By Mallory Gruben, Tillamook Chamber
In its first-ever posthumous dedication of the role, the 65th annual June Dairy Parade will honor Calvin Christensen as parade grand marshal.
“Calvin spent his life dairying in Tillamook. He loved this community and the industry we celebrate every June,” said Justin Aufdermauer, executive director of the Tillamook Chamber, which organizes the June Dairy Parade. “Usually we get to honor a grand marshal who is still with us. This year, we get to honor a legacy.”
The grand marshal position recognizes a local individual associated with the dairy industry. In selecting a grand marshal, extra consideration for the is given for individuals who demonstrate community involvement, leadership and volunteerism.
Aufdermauer said Christensen was selected for grand marshal because he was “synonymous with dairy and community.” Although he died unexpectedly in March, Christensen left a lasting mark on the Tillamook community.
A lifelong Tillamook resident and local farmer, Christensen ran two dairies and a custom farming business, served on the Tillamook County Creamery Association board of directors and volunteered to help other dairymen whenever he could.
His wife, Jody, said Christensen knew from an early age that he wanted to be a dairyman. He was raised on Shirhar Farms, his family’s business named after his parents, Shirley and Harvey. His excitement for farming was rivaled only by his father.
“His dad absolutely loved farming, but Calvin surpassed his dad,” Jody said. “He just never wanted to do anything else. He was so tickled to do what he loved to do every day.”

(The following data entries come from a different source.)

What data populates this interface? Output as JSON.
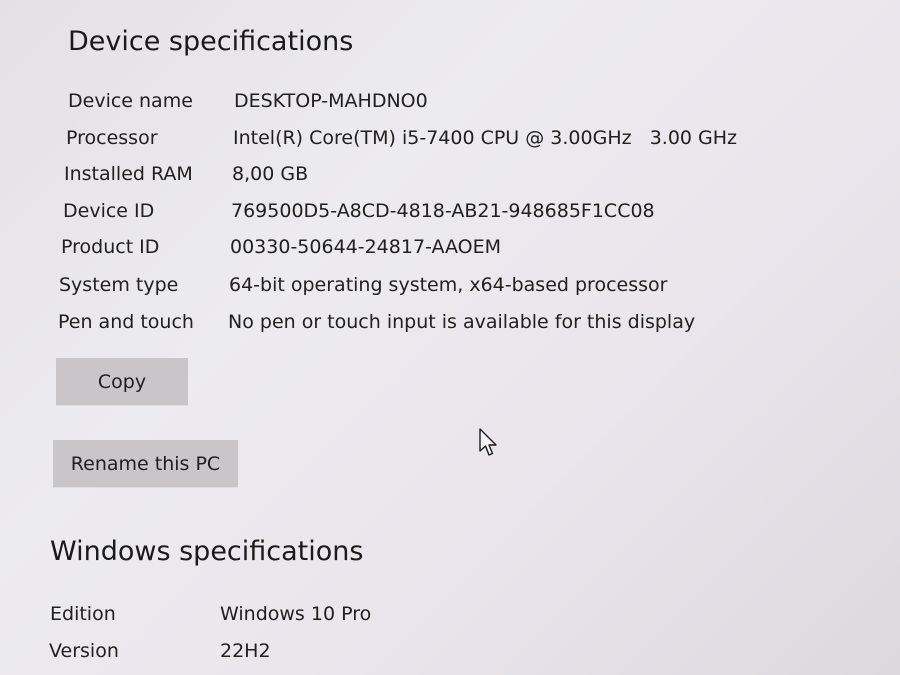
{
  "device_section": {
    "title": "Device specifications",
    "rows": [
      {
        "label": "Device name",
        "value": "DESKTOP-MAHDNO0"
      },
      {
        "label": "Processor",
        "value": "Intel(R) Core(TM) i5-7400 CPU @ 3.00GHz   3.00 GHz"
      },
      {
        "label": "Installed RAM",
        "value": "8,00 GB"
      },
      {
        "label": "Device ID",
        "value": "769500D5-A8CD-4818-AB21-948685F1CC08"
      },
      {
        "label": "Product ID",
        "value": "00330-50644-24817-AAOEM"
      },
      {
        "label": "System type",
        "value": "64-bit operating system, x64-based processor"
      },
      {
        "label": "Pen and touch",
        "value": "No pen or touch input is available for this display"
      }
    ],
    "copy_button": "Copy",
    "rename_button": "Rename this PC"
  },
  "windows_section": {
    "title": "Windows specifications",
    "rows": [
      {
        "label": "Edition",
        "value": "Windows 10 Pro"
      },
      {
        "label": "Version",
        "value": "22H2"
      }
    ]
  },
  "icons": {
    "cursor": "mouse-pointer-icon"
  }
}
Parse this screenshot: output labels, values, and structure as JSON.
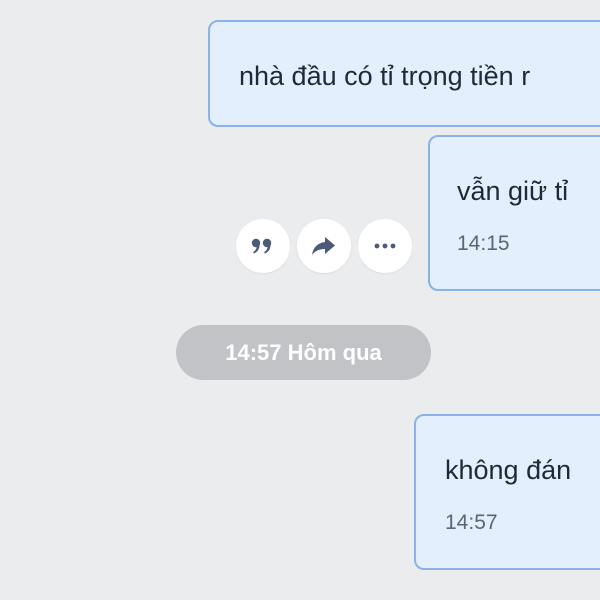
{
  "messages": [
    {
      "text": "nhà đầu có tỉ trọng tiền r",
      "time": ""
    },
    {
      "text": "vẫn giữ tỉ",
      "time": "14:15"
    },
    {
      "text": "không đán",
      "time": "14:57"
    }
  ],
  "message_actions": [
    {
      "icon": "quote-icon"
    },
    {
      "icon": "forward-icon"
    },
    {
      "icon": "more-icon"
    }
  ],
  "date_separator": "14:57 Hôm qua",
  "colors": {
    "background": "#ebecee",
    "bubble_fill": "#e3effd",
    "bubble_border": "#8ab2e8",
    "icon": "#4a5a77",
    "separator": "#c2c3c6"
  }
}
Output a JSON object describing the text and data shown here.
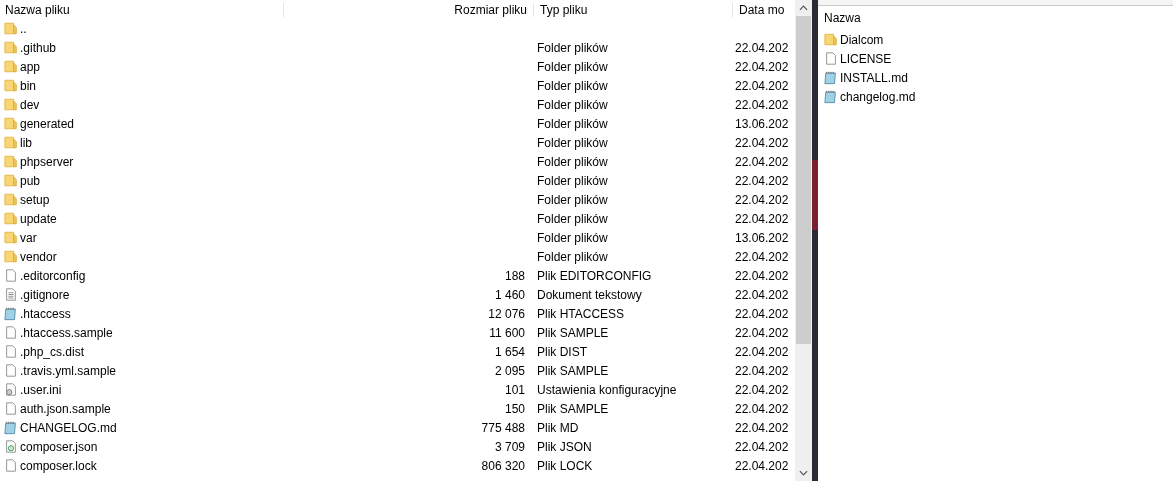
{
  "local": {
    "columns": [
      "Nazwa pliku",
      "Rozmiar pliku",
      "Typ pliku",
      "Data mo"
    ],
    "rows": [
      {
        "kind": "folder",
        "name": ".."
      },
      {
        "kind": "folder",
        "name": ".github",
        "type": "Folder plików",
        "date": "22.04.202"
      },
      {
        "kind": "folder",
        "name": "app",
        "type": "Folder plików",
        "date": "22.04.202"
      },
      {
        "kind": "folder",
        "name": "bin",
        "type": "Folder plików",
        "date": "22.04.202"
      },
      {
        "kind": "folder",
        "name": "dev",
        "type": "Folder plików",
        "date": "22.04.202"
      },
      {
        "kind": "folder",
        "name": "generated",
        "type": "Folder plików",
        "date": "13.06.202"
      },
      {
        "kind": "folder",
        "name": "lib",
        "type": "Folder plików",
        "date": "22.04.202"
      },
      {
        "kind": "folder",
        "name": "phpserver",
        "type": "Folder plików",
        "date": "22.04.202"
      },
      {
        "kind": "folder",
        "name": "pub",
        "type": "Folder plików",
        "date": "22.04.202"
      },
      {
        "kind": "folder",
        "name": "setup",
        "type": "Folder plików",
        "date": "22.04.202"
      },
      {
        "kind": "folder",
        "name": "update",
        "type": "Folder plików",
        "date": "22.04.202"
      },
      {
        "kind": "folder",
        "name": "var",
        "type": "Folder plików",
        "date": "13.06.202"
      },
      {
        "kind": "folder",
        "name": "vendor",
        "type": "Folder plików",
        "date": "22.04.202"
      },
      {
        "kind": "file",
        "name": ".editorconfig",
        "size": "188",
        "type": "Plik EDITORCONFIG",
        "date": "22.04.202"
      },
      {
        "kind": "text",
        "name": ".gitignore",
        "size": "1 460",
        "type": "Dokument tekstowy",
        "date": "22.04.202"
      },
      {
        "kind": "notepad",
        "name": ".htaccess",
        "size": "12 076",
        "type": "Plik HTACCESS",
        "date": "22.04.202"
      },
      {
        "kind": "file",
        "name": ".htaccess.sample",
        "size": "11 600",
        "type": "Plik SAMPLE",
        "date": "22.04.202"
      },
      {
        "kind": "file",
        "name": ".php_cs.dist",
        "size": "1 654",
        "type": "Plik DIST",
        "date": "22.04.202"
      },
      {
        "kind": "file",
        "name": ".travis.yml.sample",
        "size": "2 095",
        "type": "Plik SAMPLE",
        "date": "22.04.202"
      },
      {
        "kind": "gear",
        "name": ".user.ini",
        "size": "101",
        "type": "Ustawienia konfiguracyjne",
        "date": "22.04.202"
      },
      {
        "kind": "file",
        "name": "auth.json.sample",
        "size": "150",
        "type": "Plik SAMPLE",
        "date": "22.04.202"
      },
      {
        "kind": "notepad",
        "name": "CHANGELOG.md",
        "size": "775 488",
        "type": "Plik MD",
        "date": "22.04.202"
      },
      {
        "kind": "json",
        "name": "composer.json",
        "size": "3 709",
        "type": "Plik JSON",
        "date": "22.04.202"
      },
      {
        "kind": "file",
        "name": "composer.lock",
        "size": "806 320",
        "type": "Plik LOCK",
        "date": "22.04.202"
      }
    ]
  },
  "remote": {
    "columns": [
      "Nazwa"
    ],
    "rows": [
      {
        "kind": "folder",
        "name": "Dialcom"
      },
      {
        "kind": "file",
        "name": "LICENSE"
      },
      {
        "kind": "notepad",
        "name": "INSTALL.md"
      },
      {
        "kind": "notepad",
        "name": "changelog.md"
      }
    ]
  }
}
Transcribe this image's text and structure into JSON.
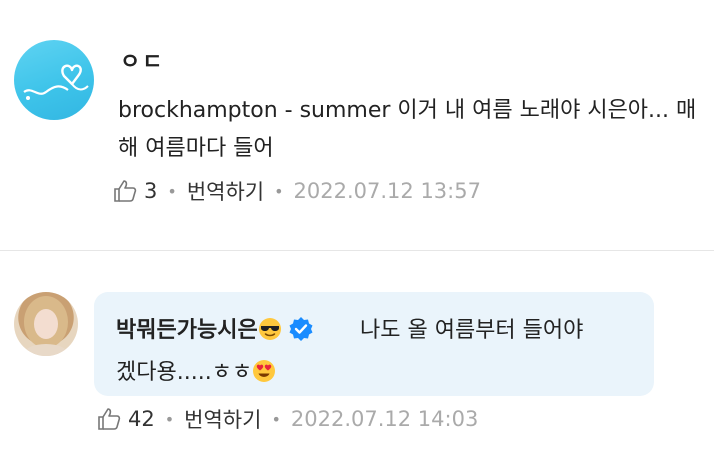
{
  "comments": [
    {
      "username": "ㅇㄷ",
      "text": "brockhampton - summer 이거 내 여름 노래야 시은아... 매해 여름마다 들어",
      "likes": "3",
      "translate_label": "번역하기",
      "timestamp": "2022.07.12 13:57",
      "avatar_color": "#3ec4ea"
    },
    {
      "username": "박뭐든가능시은",
      "text_line1": "나도 올 여름부터 들어야",
      "text_line2": "겠다용.....ㅎㅎ",
      "likes": "42",
      "translate_label": "번역하기",
      "timestamp": "2022.07.12 14:03",
      "bubble_color": "#eaf4fb",
      "verified_color": "#1a8cff"
    }
  ],
  "icons": [
    "thumbs-up-icon",
    "sunglasses-emoji-icon",
    "verified-badge-icon",
    "heart-eyes-emoji-icon"
  ]
}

Christensen started working the family farm right out of high school. He eventually took over ownership of it and raised his four sons on the farm, too.
As his sons became more focused on custom farming and equipment work, Christensen shifted the business to a custom farm that made and hauled farm products, including feed, hay bales and manure. He kept heifers but he missed his milk cows, Jody said. He returned to dairy farming full-time in 2014.
Shannon Lourenzo, TCCA board member and Christensen’s close friend, joked that other Tillamook farmers thought Christensen was crazy for not only getting back into the industry in his early 60s, but also keeping the custom farming business running in full force. But dairy was what Christensen loved.
“He was all excited to get to milking cows again,” Lourenzo said. “He was like a kid in the candy shop when he got back in the dairy business.”
Around that same time, Christensen began what became a six-year run on the TCCA board of directors. Serving on the Creamery board was one of his favorite experiences, Jody said.
“He was really honored to be able to hash over ideas as the industry was changing and adding more technology. He’d always been hands-on on the farm, but he liked experiencing the marketing and distribution side of the industry, too,” Jody said. “Any time we traveled, he was always excited to go into stores and see if they carried Tillamook products.”
Christensen shared his love and knowledge of dairying with anyone who asked. He watched for newcomers to the industry and was quick to offer guidance or a helping hand.
“He was just the kindest man,” said his daughter-in-law, Ashley Christensen. “He would let anyone borrow farm equipment or anything like that. Anyone who was new to the Tillamook area that had a dairy of any sort, he’d always reach out and see whatever he could to help.”
When Lourenzo first moved to Tillamook in 2000, Christensen helped answer his questions about where to find good feed or how to get equipment fixed. The younger dairyman said he can’t imagine what his transition would have looked like without Christensen’s help.
“Calvin was probably the first person I met when I moved here. I was young, and I had no idea what was going on in this area. He really helped me out, and we became really good friends.”
Christensen had a knack for balancing work and play. He always prioritized family time, never missing one of his son’s football games while they were growing up — even in the busy summer season at the dairy. Later in life, he loved spending time with his grandchildren, hunting with friends or playing pinochle with his family.
The grand marshal leads the line-up for the beloved community event. Christensen’s family will drive his chopper in the parade in his stead.
“Our family has been blessed with the community’s support, from the funeral to the outpouring of support at the memorial convoy and now this,” Jody said. “Calvin had been involved in the June Dairy Parade off and on through his whole life. I can’t help but think that he would just love this. He would be speechless with honor.”